If you don’t already know, the world is facing a semiconductor shortage due to Covid 19.
Semiconductors are necessary for modern electronics to function, such as gaming consoles and even electronics in cars and motorcycles.
As Covid-19 began to spread around the world, early signs of fluctuating demand led to stockpiling and advance ordering of chips by some tech firms such as Bosch.
The automotive industry is among those feeling the shortage most acutely. At the start of the pandemic, manufacturers scaled back their production plans as demand for cars fell away.
Consequently, suppliers have struggled to meet consumer demand at times, although manufacturers have been able to catch up once again in recent months.
This has resulted in a supply chain disruption across countless industries, and a recent US Department of Commerce study shows that the global chip stocks will plunge under soaring demand in 2022.

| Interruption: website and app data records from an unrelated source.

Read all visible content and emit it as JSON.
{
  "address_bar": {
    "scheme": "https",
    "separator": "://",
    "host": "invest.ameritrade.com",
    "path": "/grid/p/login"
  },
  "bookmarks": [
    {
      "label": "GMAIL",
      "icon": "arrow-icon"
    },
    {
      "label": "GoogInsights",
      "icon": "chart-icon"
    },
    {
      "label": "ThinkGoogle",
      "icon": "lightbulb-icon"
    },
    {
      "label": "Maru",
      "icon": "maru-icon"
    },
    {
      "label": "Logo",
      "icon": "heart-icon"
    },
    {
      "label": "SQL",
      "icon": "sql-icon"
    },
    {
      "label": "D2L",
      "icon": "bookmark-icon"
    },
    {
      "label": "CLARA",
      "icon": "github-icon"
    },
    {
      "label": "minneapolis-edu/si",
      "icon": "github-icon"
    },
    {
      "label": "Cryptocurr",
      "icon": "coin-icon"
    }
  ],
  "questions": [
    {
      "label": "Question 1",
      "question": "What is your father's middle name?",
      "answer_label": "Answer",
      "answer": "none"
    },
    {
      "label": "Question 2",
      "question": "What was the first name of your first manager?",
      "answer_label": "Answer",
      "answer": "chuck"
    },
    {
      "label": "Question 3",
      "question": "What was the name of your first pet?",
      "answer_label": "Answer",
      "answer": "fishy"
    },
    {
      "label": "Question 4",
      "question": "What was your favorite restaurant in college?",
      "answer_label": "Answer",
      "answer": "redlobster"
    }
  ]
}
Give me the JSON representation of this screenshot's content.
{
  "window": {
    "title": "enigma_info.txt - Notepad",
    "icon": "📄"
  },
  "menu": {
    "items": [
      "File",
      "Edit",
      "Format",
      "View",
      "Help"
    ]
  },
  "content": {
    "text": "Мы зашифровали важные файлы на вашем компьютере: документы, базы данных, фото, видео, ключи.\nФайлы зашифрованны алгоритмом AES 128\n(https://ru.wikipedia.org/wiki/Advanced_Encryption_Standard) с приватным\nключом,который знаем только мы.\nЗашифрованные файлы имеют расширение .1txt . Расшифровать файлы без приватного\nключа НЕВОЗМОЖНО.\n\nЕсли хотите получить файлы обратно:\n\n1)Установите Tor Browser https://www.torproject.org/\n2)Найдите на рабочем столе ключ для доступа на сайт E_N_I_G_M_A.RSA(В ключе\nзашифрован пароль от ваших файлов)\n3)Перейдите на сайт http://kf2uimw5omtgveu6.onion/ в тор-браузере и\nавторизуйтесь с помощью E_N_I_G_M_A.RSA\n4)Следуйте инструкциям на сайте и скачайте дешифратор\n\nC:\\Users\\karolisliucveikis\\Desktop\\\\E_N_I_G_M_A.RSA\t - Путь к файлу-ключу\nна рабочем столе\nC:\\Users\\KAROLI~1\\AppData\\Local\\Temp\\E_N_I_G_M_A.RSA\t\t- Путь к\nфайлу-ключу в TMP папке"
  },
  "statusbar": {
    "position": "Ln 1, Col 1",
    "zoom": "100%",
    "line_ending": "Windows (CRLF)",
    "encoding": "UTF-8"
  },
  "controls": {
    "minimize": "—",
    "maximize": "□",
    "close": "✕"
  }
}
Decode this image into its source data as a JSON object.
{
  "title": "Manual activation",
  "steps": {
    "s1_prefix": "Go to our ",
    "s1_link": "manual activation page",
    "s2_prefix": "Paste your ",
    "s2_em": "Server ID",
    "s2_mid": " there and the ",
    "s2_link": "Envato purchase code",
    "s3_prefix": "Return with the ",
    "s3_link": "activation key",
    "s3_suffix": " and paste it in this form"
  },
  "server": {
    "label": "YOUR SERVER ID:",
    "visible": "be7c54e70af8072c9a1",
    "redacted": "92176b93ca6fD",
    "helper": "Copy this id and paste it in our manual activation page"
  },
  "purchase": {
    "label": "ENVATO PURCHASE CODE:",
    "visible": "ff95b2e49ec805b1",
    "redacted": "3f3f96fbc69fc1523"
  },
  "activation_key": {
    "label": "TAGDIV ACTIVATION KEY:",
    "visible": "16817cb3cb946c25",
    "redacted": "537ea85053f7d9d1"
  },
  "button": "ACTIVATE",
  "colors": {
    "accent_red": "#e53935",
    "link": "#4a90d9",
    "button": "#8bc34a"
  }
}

According to trade body the Semiconductor Industry Association, sales of chips actually fell 12% in 2019 but were already growing (up 6.5%) in 2020 before rocketing by 30% between August 2020 and August 2021.
The value of semiconductors has historically been quite volatile, meaning makers don’t want to over-invest in multi-billion-dollar factories for fear demand will disappear and profits could collapse at any moment.

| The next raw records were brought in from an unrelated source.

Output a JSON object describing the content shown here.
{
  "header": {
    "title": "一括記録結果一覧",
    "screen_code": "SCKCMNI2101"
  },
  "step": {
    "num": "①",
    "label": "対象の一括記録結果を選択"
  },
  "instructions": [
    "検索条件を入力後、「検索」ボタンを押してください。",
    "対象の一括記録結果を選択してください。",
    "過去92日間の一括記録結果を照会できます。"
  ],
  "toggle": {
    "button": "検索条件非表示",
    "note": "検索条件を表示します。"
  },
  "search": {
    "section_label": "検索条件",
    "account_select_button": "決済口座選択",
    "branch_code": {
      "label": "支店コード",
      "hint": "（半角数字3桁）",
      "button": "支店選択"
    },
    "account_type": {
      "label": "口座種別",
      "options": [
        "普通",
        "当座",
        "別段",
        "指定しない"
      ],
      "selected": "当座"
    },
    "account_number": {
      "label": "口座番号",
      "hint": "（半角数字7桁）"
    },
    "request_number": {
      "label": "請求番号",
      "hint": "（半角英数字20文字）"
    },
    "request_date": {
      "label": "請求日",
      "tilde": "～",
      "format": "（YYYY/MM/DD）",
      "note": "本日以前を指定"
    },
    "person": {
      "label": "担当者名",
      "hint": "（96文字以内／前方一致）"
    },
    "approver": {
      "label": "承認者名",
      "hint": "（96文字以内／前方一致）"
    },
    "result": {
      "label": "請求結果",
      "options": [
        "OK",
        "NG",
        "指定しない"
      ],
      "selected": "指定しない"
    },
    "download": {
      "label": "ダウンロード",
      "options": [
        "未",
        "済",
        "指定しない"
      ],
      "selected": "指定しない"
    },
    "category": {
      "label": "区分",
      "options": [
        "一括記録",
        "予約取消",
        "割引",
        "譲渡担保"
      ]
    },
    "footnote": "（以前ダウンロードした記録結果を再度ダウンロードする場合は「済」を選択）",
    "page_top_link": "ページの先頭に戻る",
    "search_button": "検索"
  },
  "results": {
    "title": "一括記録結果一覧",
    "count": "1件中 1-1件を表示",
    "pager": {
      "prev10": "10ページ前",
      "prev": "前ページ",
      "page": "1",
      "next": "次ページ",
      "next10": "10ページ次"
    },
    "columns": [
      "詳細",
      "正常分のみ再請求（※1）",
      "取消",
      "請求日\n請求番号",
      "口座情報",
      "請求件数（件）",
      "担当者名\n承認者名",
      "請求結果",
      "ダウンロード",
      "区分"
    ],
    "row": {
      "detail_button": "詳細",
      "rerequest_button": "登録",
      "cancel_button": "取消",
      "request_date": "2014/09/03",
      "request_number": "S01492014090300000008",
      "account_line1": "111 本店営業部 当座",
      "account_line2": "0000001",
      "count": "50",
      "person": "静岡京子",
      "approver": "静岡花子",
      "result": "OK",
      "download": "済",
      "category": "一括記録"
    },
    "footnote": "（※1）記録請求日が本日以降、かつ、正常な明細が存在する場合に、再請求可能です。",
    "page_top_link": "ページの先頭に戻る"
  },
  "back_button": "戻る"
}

That means the industry is now playing catch-up to meet sustained demand for chips in everything from smartphones to cars with advanced driver assistance technology and cloud-connected infotainment systems.
That, combined with the fact that the automotive manufacturing industry is a relatively small part of the chip maker’s business, means they are now at the back of the queue when it comes to securing vital electronic components.

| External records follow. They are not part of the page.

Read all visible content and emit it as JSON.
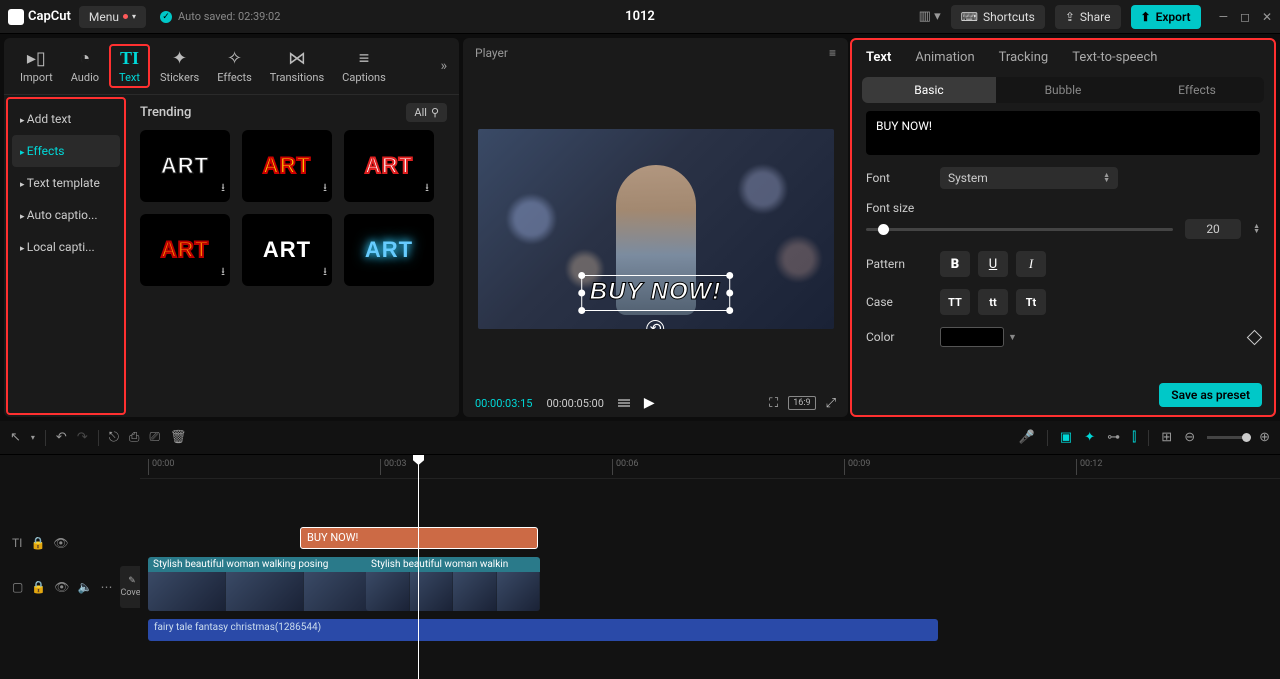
{
  "topbar": {
    "brand": "CapCut",
    "menu": "Menu",
    "autosaved": "Auto saved: 02:39:02",
    "project": "1012",
    "shortcuts": "Shortcuts",
    "share": "Share",
    "export": "Export"
  },
  "tool_tabs": [
    "Import",
    "Audio",
    "Text",
    "Stickers",
    "Effects",
    "Transitions",
    "Captions"
  ],
  "text_sidebar": [
    "Add text",
    "Effects",
    "Text template",
    "Auto captio...",
    "Local capti..."
  ],
  "assets": {
    "heading": "Trending",
    "filter": "All",
    "label": "ART"
  },
  "player": {
    "title": "Player",
    "text_overlay": "BUY NOW!",
    "time_current": "00:00:03:15",
    "time_total": "00:00:05:00",
    "ratio": "16:9"
  },
  "inspector": {
    "tabs": [
      "Text",
      "Animation",
      "Tracking",
      "Text-to-speech"
    ],
    "subtabs": [
      "Basic",
      "Bubble",
      "Effects"
    ],
    "text_value": "BUY NOW!",
    "font_label": "Font",
    "font_value": "System",
    "fontsize_label": "Font size",
    "fontsize_value": "20",
    "pattern_label": "Pattern",
    "case_label": "Case",
    "case_options": [
      "TT",
      "tt",
      "Tt"
    ],
    "color_label": "Color",
    "save_preset": "Save as preset"
  },
  "timeline": {
    "ruler": [
      "00:00",
      "00:03",
      "00:06",
      "00:09",
      "00:12"
    ],
    "text_clip": "BUY NOW!",
    "video_clip1": "Stylish beautiful woman walking posing",
    "video_clip2": "Stylish beautiful woman walkin",
    "audio_clip": "fairy tale fantasy christmas(1286544)",
    "cover": "Cover"
  }
}
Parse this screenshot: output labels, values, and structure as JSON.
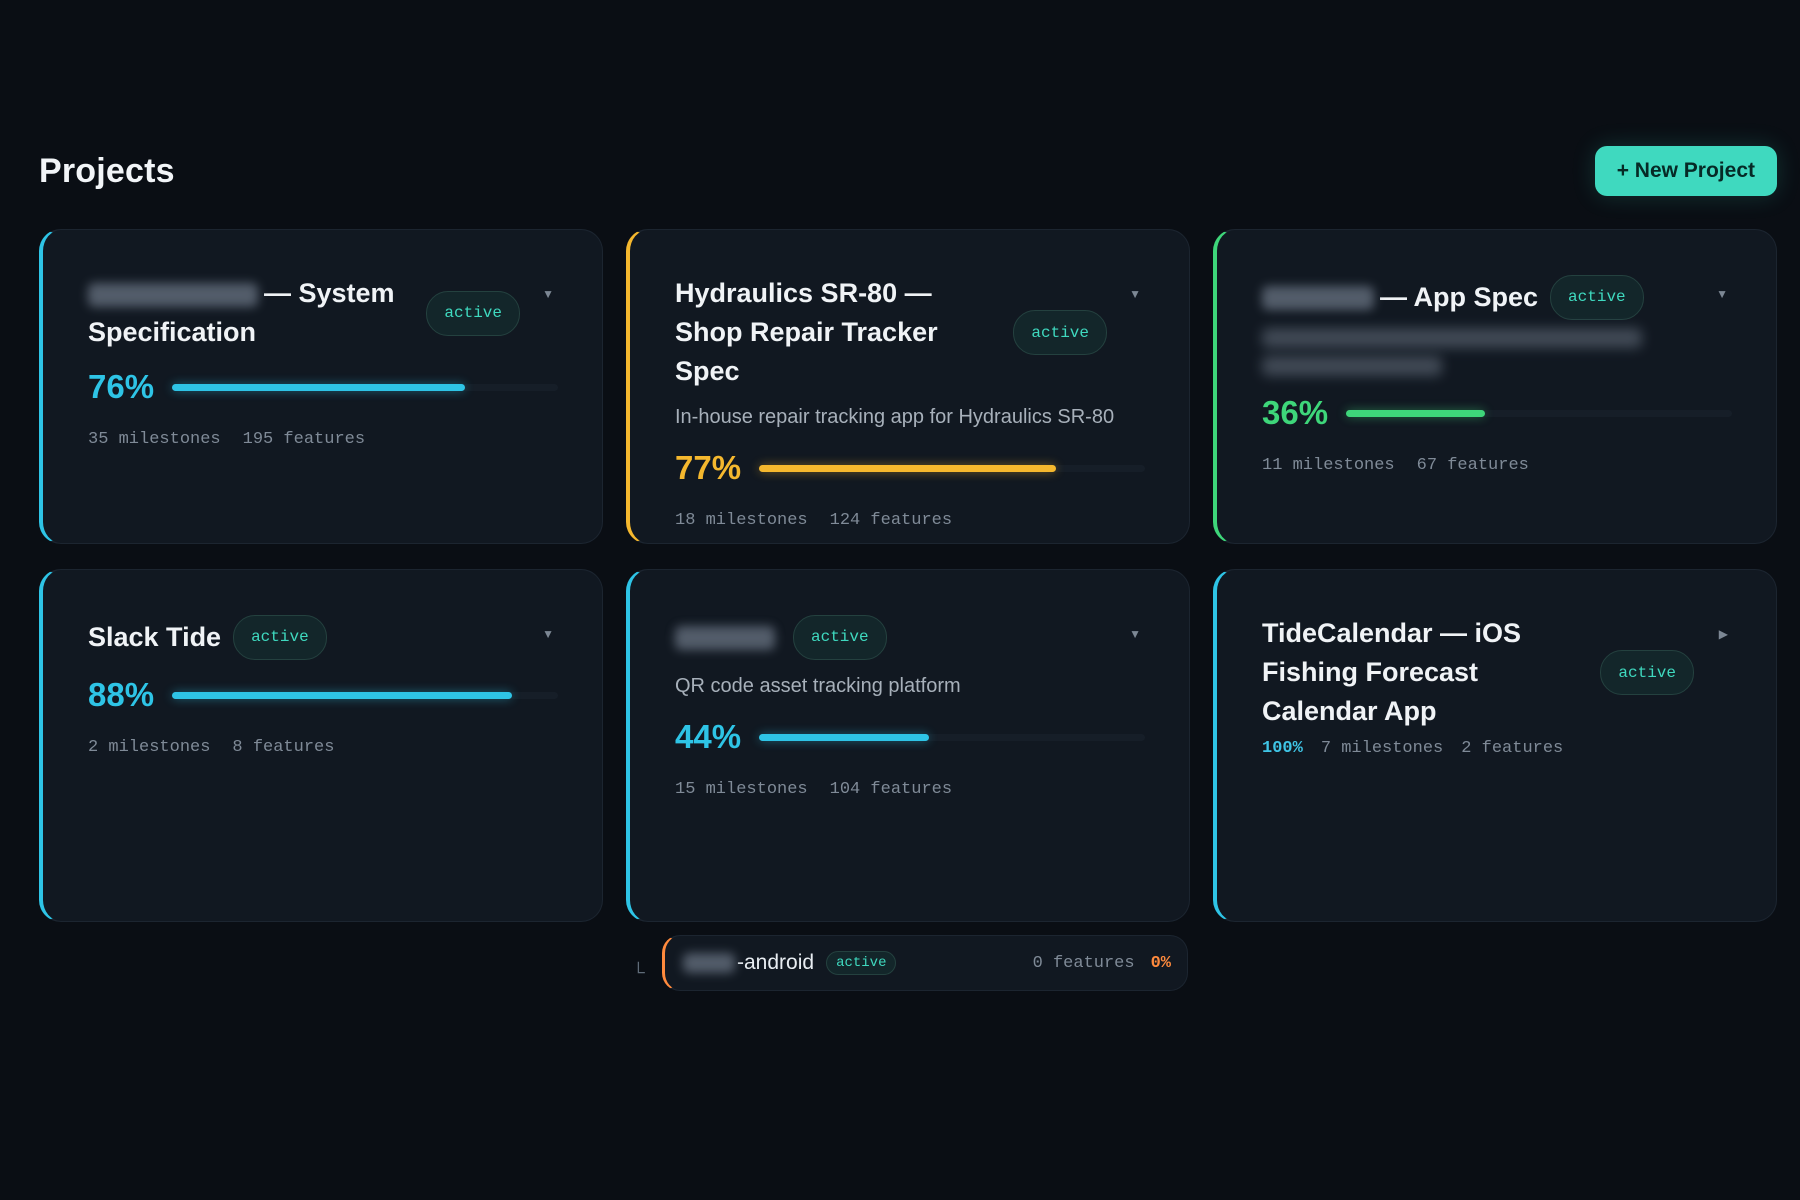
{
  "header": {
    "title": "Projects",
    "new_button": "+ New Project"
  },
  "projects": [
    {
      "title": "— System Specification",
      "blurred_prefix": true,
      "status": "active",
      "percent": "76%",
      "progress": 0.76,
      "milestones": "35 milestones",
      "features": "195 features",
      "accent": "#2ec4e6"
    },
    {
      "title": "Hydraulics SR-80 — Shop Repair Tracker Spec",
      "status": "active",
      "description": "In-house repair tracking app for Hydraulics SR-80",
      "percent": "77%",
      "progress": 0.77,
      "milestones": "18 milestones",
      "features": "124 features",
      "accent": "#f5b82e"
    },
    {
      "title": "— App Spec",
      "blurred_prefix": true,
      "status": "active",
      "description_blurred": true,
      "percent": "36%",
      "progress": 0.36,
      "milestones": "11 milestones",
      "features": "67 features",
      "accent": "#3ed67a"
    },
    {
      "title": "Slack Tide",
      "status": "active",
      "percent": "88%",
      "progress": 0.88,
      "milestones": "2 milestones",
      "features": "8 features",
      "accent": "#2ec4e6"
    },
    {
      "title": "",
      "blurred_prefix": true,
      "status": "active",
      "description": "QR code asset tracking platform",
      "percent": "44%",
      "progress": 0.44,
      "milestones": "15 milestones",
      "features": "104 features",
      "accent": "#2ec4e6"
    },
    {
      "title": "TideCalendar — iOS Fishing Forecast Calendar App",
      "status": "active",
      "percent": "100%",
      "progress": 1.0,
      "milestones": "7 milestones",
      "features": "2 features",
      "accent": "#2ec4e6"
    }
  ],
  "subproject": {
    "name": "-android",
    "status": "active",
    "features": "0 features",
    "percent": "0%"
  },
  "icons": {
    "chevron": "chevron-down-icon",
    "expand": "chevron-right-icon",
    "child": "corner-down-right-icon"
  }
}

As for riders, modern-day motorcycle prices might be higher until the supply-chain cycle returns to its pre-pandemic efficiency.